### What the exercise asks
Looking through the records below, please work out how many lines contain "sender". Give only that number.

(Given data)

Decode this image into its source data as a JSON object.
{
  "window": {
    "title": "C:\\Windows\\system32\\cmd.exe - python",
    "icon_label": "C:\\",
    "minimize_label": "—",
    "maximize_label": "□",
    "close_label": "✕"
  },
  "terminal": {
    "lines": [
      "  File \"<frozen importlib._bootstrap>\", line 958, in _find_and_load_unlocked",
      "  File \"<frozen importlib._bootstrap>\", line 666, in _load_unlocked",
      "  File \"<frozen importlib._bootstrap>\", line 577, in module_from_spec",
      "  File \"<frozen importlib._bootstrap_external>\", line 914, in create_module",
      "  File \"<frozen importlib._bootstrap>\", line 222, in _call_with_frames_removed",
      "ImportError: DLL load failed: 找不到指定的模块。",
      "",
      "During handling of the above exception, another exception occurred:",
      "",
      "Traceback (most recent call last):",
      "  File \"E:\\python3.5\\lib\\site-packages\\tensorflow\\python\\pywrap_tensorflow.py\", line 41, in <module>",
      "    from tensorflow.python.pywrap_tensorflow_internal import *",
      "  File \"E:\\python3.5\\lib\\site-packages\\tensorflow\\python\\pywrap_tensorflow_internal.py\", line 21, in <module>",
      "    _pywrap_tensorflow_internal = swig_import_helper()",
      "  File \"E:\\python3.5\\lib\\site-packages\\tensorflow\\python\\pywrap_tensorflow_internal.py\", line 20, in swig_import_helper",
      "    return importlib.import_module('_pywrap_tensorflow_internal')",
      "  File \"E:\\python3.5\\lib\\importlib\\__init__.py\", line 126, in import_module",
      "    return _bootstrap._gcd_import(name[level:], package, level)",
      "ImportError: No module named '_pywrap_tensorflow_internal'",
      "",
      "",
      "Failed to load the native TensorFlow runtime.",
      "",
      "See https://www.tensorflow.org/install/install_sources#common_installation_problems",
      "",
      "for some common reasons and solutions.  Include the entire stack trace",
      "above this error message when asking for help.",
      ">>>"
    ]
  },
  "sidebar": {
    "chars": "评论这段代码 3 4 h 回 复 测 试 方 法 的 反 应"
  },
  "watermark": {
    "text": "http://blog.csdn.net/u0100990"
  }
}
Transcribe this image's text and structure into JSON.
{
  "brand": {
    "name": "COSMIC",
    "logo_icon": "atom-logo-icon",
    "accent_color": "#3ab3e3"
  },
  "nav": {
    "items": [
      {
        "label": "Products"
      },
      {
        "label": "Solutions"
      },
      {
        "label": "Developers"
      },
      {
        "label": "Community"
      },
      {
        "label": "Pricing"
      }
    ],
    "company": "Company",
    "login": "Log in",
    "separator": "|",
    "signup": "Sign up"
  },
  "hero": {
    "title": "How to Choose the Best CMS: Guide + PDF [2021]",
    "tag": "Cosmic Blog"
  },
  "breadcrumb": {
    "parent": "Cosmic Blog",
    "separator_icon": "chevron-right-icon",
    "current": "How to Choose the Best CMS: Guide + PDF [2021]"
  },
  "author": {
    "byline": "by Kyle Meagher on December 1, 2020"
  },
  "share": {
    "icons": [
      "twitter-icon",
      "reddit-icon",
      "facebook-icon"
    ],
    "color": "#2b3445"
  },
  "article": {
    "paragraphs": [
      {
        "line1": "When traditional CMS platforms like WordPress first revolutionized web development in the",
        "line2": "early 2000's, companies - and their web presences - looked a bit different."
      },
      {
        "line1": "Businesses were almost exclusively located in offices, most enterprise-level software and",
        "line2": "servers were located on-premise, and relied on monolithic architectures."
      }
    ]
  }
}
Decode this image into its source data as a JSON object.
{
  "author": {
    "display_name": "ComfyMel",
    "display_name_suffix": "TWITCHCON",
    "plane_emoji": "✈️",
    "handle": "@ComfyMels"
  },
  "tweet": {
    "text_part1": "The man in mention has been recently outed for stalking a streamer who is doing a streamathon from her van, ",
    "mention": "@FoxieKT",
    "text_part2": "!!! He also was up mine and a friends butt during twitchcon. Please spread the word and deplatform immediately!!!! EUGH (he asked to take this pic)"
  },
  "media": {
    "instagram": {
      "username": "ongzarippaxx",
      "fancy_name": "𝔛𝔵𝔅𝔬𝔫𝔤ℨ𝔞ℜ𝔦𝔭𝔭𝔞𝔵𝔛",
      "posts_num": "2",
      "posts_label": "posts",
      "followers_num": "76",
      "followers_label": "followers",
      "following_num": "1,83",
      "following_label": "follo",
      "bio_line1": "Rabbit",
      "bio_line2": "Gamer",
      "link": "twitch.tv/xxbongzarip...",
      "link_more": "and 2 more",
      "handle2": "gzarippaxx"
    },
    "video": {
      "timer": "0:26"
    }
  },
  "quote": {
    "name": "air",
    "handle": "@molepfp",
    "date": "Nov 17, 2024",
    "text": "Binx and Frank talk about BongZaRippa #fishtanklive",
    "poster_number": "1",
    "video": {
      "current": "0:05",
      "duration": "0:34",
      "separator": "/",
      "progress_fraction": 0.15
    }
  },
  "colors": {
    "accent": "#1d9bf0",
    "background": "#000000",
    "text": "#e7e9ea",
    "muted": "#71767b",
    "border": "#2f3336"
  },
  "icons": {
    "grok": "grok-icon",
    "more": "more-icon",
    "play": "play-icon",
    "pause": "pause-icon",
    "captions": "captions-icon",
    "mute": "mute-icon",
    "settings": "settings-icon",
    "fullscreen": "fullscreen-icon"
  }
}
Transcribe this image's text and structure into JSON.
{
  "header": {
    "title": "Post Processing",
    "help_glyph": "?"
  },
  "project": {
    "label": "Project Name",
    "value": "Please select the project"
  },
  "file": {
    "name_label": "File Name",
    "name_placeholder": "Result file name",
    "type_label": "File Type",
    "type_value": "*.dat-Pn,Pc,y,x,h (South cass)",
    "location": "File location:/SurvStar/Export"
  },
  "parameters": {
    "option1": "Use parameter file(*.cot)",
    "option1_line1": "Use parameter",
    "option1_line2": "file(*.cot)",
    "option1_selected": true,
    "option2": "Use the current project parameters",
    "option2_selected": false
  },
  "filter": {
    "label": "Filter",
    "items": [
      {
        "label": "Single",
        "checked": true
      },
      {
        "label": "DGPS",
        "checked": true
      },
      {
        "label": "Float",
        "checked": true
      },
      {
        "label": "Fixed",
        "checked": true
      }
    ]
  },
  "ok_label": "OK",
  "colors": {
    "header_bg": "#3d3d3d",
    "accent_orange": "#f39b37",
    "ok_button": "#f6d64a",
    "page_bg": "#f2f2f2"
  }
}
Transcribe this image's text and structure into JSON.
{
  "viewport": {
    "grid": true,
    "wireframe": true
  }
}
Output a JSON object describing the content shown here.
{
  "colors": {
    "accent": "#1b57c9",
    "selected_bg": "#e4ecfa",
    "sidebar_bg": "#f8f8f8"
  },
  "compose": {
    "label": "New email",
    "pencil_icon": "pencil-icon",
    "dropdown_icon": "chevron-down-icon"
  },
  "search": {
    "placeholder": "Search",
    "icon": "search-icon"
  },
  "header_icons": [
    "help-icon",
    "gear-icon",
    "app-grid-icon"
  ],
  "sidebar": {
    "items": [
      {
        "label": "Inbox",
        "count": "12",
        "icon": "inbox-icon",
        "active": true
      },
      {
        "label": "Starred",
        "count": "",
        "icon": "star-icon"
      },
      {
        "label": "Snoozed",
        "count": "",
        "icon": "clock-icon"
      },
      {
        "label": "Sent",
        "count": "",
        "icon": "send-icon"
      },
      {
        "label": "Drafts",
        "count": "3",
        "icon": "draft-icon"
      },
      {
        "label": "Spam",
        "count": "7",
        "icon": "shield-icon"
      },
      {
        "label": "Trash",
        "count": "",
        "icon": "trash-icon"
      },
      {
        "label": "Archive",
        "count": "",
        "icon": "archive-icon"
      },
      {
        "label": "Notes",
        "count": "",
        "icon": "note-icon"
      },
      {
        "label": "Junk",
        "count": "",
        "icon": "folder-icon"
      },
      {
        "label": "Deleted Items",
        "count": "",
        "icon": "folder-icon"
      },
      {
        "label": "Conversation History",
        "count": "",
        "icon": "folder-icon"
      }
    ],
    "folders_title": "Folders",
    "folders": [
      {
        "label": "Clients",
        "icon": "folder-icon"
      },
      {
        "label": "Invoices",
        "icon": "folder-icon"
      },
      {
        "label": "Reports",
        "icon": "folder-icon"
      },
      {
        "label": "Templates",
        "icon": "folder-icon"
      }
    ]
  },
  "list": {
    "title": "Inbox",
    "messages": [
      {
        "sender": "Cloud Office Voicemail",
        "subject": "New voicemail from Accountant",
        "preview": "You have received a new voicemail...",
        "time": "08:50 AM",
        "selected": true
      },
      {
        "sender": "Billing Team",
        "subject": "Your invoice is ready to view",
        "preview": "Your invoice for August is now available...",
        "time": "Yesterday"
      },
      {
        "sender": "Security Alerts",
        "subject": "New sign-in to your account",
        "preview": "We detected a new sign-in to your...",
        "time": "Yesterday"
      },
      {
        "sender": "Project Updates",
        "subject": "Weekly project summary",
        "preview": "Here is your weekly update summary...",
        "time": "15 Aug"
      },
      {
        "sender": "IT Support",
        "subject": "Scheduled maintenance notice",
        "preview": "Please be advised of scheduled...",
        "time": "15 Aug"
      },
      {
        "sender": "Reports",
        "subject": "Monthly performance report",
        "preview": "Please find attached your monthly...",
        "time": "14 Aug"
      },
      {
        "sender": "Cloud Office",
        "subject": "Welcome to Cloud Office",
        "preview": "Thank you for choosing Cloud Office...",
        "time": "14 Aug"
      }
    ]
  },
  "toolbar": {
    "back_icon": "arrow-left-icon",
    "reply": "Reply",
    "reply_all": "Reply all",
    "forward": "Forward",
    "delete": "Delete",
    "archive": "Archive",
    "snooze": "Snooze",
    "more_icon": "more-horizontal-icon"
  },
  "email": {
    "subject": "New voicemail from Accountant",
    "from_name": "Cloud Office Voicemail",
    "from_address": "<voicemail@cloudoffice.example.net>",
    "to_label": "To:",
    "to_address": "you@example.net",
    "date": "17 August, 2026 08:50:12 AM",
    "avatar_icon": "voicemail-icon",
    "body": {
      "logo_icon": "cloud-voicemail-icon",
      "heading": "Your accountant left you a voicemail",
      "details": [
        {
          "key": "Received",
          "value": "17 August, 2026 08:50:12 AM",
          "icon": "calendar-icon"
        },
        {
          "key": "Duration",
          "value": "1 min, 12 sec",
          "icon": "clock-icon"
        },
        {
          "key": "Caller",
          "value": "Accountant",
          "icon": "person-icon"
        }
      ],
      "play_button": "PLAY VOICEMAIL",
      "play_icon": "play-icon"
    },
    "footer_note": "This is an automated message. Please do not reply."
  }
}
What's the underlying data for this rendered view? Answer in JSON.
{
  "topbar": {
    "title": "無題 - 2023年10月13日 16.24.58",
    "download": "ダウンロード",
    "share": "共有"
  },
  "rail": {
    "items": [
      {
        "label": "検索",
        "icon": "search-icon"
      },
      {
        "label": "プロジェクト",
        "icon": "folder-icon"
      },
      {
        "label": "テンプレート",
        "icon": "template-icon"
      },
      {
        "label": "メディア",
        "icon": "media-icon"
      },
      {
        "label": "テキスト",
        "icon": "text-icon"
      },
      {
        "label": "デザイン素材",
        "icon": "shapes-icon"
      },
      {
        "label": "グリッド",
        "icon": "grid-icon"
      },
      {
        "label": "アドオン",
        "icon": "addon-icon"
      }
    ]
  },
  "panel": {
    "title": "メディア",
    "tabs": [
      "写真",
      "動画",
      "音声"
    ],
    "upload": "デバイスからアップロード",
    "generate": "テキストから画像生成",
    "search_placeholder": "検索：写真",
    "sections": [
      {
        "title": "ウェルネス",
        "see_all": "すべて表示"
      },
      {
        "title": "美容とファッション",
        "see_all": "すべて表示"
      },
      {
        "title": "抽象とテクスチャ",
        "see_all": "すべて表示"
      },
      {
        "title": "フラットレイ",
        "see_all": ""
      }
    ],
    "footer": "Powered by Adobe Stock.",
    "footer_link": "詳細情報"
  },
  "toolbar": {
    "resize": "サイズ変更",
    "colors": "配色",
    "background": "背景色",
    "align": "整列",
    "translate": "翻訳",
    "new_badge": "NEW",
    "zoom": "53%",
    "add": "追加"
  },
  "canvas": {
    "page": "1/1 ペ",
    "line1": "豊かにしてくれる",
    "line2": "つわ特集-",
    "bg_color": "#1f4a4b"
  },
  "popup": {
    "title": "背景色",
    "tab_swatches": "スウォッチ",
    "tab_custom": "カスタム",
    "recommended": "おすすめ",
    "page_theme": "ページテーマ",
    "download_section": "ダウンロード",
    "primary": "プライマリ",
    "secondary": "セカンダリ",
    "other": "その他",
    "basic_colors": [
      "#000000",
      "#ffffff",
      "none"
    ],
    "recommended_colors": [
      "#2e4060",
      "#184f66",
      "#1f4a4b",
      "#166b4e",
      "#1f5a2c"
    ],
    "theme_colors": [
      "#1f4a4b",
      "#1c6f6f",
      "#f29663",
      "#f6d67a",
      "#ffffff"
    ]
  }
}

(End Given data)

### The answer
7